) -- As you read this week's abbreviated Biotech Stock Mailbag, I'm on a Chicago-bound plane to cover the American Society of Clinical Oncology (ASCO) annual meeting.
I'll be live-blogging from the ASCO meeting starting tomorrow morning and continuing through Monday, so please check
Web site throughout the weekend for all the latest news and buzz on cancer drug stocks from what is the most important cancer drug research meeting of the year.
Christian O. emails,
"The market doesn't seem to care much about the latest results from the Aastrom BioSciences(ASTM) critical limb ischemia trial. What am I missing here? It seems like the company is giving positive signs that the drug works. I expected the stock to be much higher. Do you have any ideas about what is happening?"
Aastrom is developing a personalized, or patient specific, stem cell therapy for the treatment of critical limb ischemia. Patients with chronic CLI have obstructed arteries and reduced blood flow in the arms and legs, which can lead to open wounds and amputation in the most severe cases.
Interim, six-month data from Aastrom's phase II study were released last November
. Wednesday, the company announced final results from the same study, indicating that ixmyelocel-T (crazy name) demonstrated a statistically significant improvement in time to first occurrence of treatment failure at 12 months compared to placebo -- the study's primary endpoint.
Despite what looks like good news, Aastrom's stock was trading relatively flat Thursday as I write this column. A few thoughts on what's going on:
Aastrom frustrated investors by not providing any real data in its press announcement of the final study results. The company claims it needs to keep the data under wraps for presentation at a future medical meeting, but c'mon, that excuse doesn't wash. Aastrom was able and willing to divulge plenty of interim numbers from this same trial last fall, so keeping final results secret now isn't justified.
If you take Aastrom's words at full face value without actually seeing the data, it seems as if the final results improved over what was presented during the six-month interim analysis. Most importantly, the improvement in amputation-free survival at 12 months trended more favorably in ixmyelocel's direction than the largely equivocal results observed at the previous interim analysis.
This is important because amputation-free survival at 12 months will be the primary endpoint of the planned phase III studies.

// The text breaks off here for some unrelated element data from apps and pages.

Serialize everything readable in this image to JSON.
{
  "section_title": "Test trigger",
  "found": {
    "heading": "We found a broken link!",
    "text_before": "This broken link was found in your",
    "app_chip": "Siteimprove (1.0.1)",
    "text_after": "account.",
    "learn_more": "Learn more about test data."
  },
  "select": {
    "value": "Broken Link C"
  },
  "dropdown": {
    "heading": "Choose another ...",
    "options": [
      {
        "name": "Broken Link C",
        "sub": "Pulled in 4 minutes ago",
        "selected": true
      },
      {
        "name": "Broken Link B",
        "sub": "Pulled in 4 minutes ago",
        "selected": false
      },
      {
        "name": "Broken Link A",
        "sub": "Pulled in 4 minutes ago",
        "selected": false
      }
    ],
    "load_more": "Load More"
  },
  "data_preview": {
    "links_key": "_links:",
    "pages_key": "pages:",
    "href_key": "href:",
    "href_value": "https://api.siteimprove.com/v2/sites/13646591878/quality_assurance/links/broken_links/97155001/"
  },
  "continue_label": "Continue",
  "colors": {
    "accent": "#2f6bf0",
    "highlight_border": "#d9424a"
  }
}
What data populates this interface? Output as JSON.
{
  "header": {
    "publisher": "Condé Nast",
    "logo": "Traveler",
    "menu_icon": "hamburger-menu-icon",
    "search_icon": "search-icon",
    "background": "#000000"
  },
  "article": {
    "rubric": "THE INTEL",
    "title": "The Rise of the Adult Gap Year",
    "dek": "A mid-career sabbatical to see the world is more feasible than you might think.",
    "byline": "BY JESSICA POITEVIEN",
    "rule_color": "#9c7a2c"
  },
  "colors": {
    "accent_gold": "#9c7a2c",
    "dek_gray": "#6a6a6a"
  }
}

When will the phase III studies start? This might be the real reason why Aastrom shares fell following Wednesday's announcement. The company has been going back and forth with the FDA for nine months to finalize a Special Protocol Assessment (SPA) to govern the design of the phase III studies in CLI.